EXERCISE REQUIREMENTS:
Filter the entries that follow, copying every line in which the word "icon" appears.

DATA LISTING:
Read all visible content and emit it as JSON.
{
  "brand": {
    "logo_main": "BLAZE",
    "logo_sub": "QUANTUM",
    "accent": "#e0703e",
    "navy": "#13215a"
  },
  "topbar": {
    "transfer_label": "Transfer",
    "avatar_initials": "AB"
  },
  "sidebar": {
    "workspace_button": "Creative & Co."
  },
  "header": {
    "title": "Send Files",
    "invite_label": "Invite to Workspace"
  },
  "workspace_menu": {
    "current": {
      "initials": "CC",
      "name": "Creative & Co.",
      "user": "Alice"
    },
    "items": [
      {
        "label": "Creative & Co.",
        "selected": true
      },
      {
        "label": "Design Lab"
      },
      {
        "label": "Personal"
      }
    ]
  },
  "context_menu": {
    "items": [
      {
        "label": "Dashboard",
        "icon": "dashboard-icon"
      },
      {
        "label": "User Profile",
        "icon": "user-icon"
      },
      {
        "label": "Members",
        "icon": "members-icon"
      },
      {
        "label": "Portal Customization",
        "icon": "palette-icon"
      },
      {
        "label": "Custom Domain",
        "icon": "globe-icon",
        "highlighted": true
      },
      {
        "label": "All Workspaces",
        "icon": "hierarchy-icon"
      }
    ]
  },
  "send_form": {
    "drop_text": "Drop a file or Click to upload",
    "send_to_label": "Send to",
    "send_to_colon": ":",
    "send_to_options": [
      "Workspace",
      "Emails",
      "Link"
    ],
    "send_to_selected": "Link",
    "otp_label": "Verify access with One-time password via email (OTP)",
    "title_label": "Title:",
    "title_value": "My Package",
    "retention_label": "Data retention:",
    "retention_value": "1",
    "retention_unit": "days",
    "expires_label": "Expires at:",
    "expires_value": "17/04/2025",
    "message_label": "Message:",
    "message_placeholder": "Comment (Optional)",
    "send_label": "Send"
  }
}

FINISHED TASK:
        "icon": "dashboard-icon"
        "icon": "user-icon"
        "icon": "members-icon"
        "icon": "palette-icon"
        "icon": "globe-icon",
        "icon": "hierarchy-icon"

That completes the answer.